Wildlife Conservation Society

Related Chimpanzees Articles:

In chimpanzees, females contribute to the protection of the territory
Researchers of the Max Planck Institute for Evolutionary Anthropology in Leipzig, Germany, extensively studied several neighboring groups of western chimpanzees and their findings reveal that females and even the entire group may play a more important role in between-group competition than previously thought.
Cultural diversity in chimpanzees
Termite fishing by chimpanzees was thought to occur in only two forms with one or multiple tools, from either above-ground or underground termite nests.
Similar to humans, chimpanzees develop slowly
Researchers from the Max Planck Institute for Evolutionary Anthropology in Leipzig, Germany, have systematically investigated developmental milestones in wild chimpanzees of the Taï National Park (Ivory Coast) and found that they develop slowly, requiring more than five years to reach key motor, communication and social milestones.
The genome of chimpanzees and gorillas could help to better understand human tumors
A new study by researchers from the Institute of Evolutionary Biology (IBE), a joint center of UPF and the Spanish National Research Council (CSIC), shows that, surprisingly, the distribution of mutations in human tumors is more similar to that of chimpanzees and gorillas than that of humans.
Crops provide chimpanzees with more energy than wild foods
A University of Kent study has found that cultivated foods offer chimpanzees in West Africa more energetic benefits than wild foods available in the region.
The growing pains of orphan chimpanzees
Using long-term behavioral and hormonal data from wild chimpanzees in the Taï Forest, Côte d'Ivoire, researchers from the Taï Chimpanzee Project at the Max Planck Institute for Evolutionary Anthropology, have revealed that mothers may be shaping pre-adult growth and offspring muscle mass even without direct provisioning.
How humans and chimpanzees travel towards a goal in rainforests
How do human-unique ranging styles, like large home range and trail use, influence the way we travel to our goals?
Chimpanzees' working memory similar to ours
Working memory is central to our mental lives; we use it to add up the cost of our shopping or to remember the beginning of this sentence at its end.
Research identifies key driver for infanticide among chimpanzees
Study concludes that the sexual selection hypothesis was the main reason for the high rates of infanticide among a community of chimpanzees in Uganda.
Chimpanzees catch and eat crabs
Chimpanzees have a mainly vegetarian diet, but do occasionally eat meat.
More Chimpanzees News and Chimpanzees Current Events
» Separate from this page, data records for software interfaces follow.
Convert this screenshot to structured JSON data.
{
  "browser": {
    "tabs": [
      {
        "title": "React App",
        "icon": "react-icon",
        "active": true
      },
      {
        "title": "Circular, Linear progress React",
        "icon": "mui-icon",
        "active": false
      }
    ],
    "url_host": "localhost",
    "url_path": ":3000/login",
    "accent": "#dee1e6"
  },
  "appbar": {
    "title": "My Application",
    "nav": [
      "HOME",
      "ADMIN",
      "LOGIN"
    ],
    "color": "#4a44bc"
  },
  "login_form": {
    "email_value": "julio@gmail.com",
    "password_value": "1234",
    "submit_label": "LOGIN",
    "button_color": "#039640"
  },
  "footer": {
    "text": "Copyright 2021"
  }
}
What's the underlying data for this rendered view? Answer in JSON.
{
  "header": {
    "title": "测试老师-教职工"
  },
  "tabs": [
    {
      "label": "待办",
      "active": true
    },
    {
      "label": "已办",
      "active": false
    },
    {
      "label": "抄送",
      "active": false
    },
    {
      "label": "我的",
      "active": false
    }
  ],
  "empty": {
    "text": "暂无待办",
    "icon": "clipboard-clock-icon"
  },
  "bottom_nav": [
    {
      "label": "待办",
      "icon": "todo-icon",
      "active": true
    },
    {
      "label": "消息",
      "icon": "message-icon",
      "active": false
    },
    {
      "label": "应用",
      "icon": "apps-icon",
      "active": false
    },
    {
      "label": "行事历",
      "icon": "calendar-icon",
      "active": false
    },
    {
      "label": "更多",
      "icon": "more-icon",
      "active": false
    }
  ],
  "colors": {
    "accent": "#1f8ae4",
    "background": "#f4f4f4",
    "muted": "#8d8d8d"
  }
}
Trending Science News

Current Coronavirus (COVID-19) News

Top Science Podcasts

We have hand picked the top science podcasts of 2020.
Now Playing: TED Radio Hour

Making Amends
What makes a true apology? What does it mean to make amends for past mistakes? This hour, TED speakers explore how repairing the wrongs of the past is the first step toward healing for the future. Guests include historian and preservationist Brent Leggs, law professor Martha Minow, librarian Dawn Wacek, and playwright V (formerly Eve Ensler).
Now Playing: Science for the People

#566 Is Your Gut Leaking?
This week we're busting the human gut wide open with Dr. Alessio Fasano from the Center for Celiac Research and Treatment at Massachusetts General Hospital. Join host Anika Hazra for our discussion separating fact from fiction on the controversial topic of leaky gut syndrome. We cover everything from what causes a leaky gut to interpreting the results of a gut microbiome test! Related links: Center for Celiac Research and Treatment website and their YouTube channel
Now Playing: Radiolab

The Flag and the Fury
How do you actually make change in the world? For 126 years, Mississippi has had the Confederate battle flag on their state flag, and they were the last state in the nation where that emblem remained "officially" flying.  A few days ago, that flag came down. A few days before that, it coming down would have seemed impossible. We dive into the story behind this de-flagging: a journey involving a clash of histories, designs, families, and even cheerleading. This show is a collaboration with OSM Audio. Kiese Laymon's memoir Heavy is here. And the Hospitality Flag webpage is here.